Do you buy the premise (or perhaps the conclusion) that the energy stagnation of the past ~50 years is one of the key reasons why “the future” hasn’t yet been realized in the way that one might have assumed back then, had we been more willing to use the required amount of energy to produce and sustain those innovations (like flying cars and nanotech)?
The future very rarely goes the way we predict.
That said, I never thought that flying cars were a reasonable expectation for the near future, mainly because the failure modes are terribly bad and keeping them from happening at intolerable rates is incredibly expensive. Even if we were very rich, they were powered by Mr Fusion, and piloted by infallible software, occasional mechanical defects alone would make them not something I’d want to use every day.

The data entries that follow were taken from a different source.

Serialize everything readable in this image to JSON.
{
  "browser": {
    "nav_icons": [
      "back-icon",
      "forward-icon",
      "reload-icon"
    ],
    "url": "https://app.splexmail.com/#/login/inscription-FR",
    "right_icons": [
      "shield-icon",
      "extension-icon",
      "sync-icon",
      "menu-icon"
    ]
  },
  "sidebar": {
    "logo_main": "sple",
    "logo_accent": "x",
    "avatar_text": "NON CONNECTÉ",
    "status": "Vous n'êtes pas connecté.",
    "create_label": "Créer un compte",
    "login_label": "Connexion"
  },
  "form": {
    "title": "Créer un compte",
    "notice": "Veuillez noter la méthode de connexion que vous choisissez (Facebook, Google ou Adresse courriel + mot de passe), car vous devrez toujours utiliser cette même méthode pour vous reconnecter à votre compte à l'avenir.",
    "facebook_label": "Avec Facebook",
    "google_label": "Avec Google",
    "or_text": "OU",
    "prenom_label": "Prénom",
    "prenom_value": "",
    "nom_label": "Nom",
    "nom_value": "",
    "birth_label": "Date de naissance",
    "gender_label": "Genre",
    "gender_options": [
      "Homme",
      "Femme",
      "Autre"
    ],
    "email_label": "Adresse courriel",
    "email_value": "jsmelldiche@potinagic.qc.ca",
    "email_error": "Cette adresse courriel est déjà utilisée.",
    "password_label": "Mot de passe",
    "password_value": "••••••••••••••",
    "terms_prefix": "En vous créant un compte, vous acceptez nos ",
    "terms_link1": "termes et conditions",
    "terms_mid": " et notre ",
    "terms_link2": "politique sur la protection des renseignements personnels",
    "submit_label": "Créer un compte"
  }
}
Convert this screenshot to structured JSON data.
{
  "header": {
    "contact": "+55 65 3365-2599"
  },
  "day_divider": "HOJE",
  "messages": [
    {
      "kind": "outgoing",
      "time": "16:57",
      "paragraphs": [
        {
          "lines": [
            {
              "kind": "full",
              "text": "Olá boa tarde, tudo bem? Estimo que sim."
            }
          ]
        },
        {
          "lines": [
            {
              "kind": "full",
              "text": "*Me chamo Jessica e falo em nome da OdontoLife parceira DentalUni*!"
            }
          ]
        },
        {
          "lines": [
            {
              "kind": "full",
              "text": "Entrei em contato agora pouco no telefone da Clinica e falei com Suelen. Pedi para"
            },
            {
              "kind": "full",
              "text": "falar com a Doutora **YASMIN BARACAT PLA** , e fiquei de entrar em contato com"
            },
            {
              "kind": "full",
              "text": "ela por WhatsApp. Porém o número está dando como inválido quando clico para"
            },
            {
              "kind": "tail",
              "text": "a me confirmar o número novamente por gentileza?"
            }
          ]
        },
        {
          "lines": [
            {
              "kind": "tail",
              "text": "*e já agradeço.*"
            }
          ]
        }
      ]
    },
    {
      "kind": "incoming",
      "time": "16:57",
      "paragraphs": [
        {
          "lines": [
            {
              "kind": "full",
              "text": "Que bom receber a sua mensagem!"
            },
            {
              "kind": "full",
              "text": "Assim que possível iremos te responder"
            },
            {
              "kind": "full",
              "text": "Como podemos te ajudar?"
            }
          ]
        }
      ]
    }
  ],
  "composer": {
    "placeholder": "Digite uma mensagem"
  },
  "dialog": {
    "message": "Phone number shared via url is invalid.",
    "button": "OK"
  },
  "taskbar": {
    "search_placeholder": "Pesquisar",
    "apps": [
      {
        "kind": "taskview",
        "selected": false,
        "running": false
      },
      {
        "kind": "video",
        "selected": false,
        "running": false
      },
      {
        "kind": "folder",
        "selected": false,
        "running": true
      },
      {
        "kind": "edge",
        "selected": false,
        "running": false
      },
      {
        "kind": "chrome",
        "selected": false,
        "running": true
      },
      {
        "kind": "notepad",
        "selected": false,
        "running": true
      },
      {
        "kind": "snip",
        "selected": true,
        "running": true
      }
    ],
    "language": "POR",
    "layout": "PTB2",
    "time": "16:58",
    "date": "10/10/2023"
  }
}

We do have nanotech already, just not the “build everything for free” magical wish fulfillment nanotech. More energy wouldn’t have helped that much, there are lots of very real problems at that scale that we still know little about solving. We may get further toward magical wish fulfillment nanotech in time, but it will take a lot of brainpower not horsepower.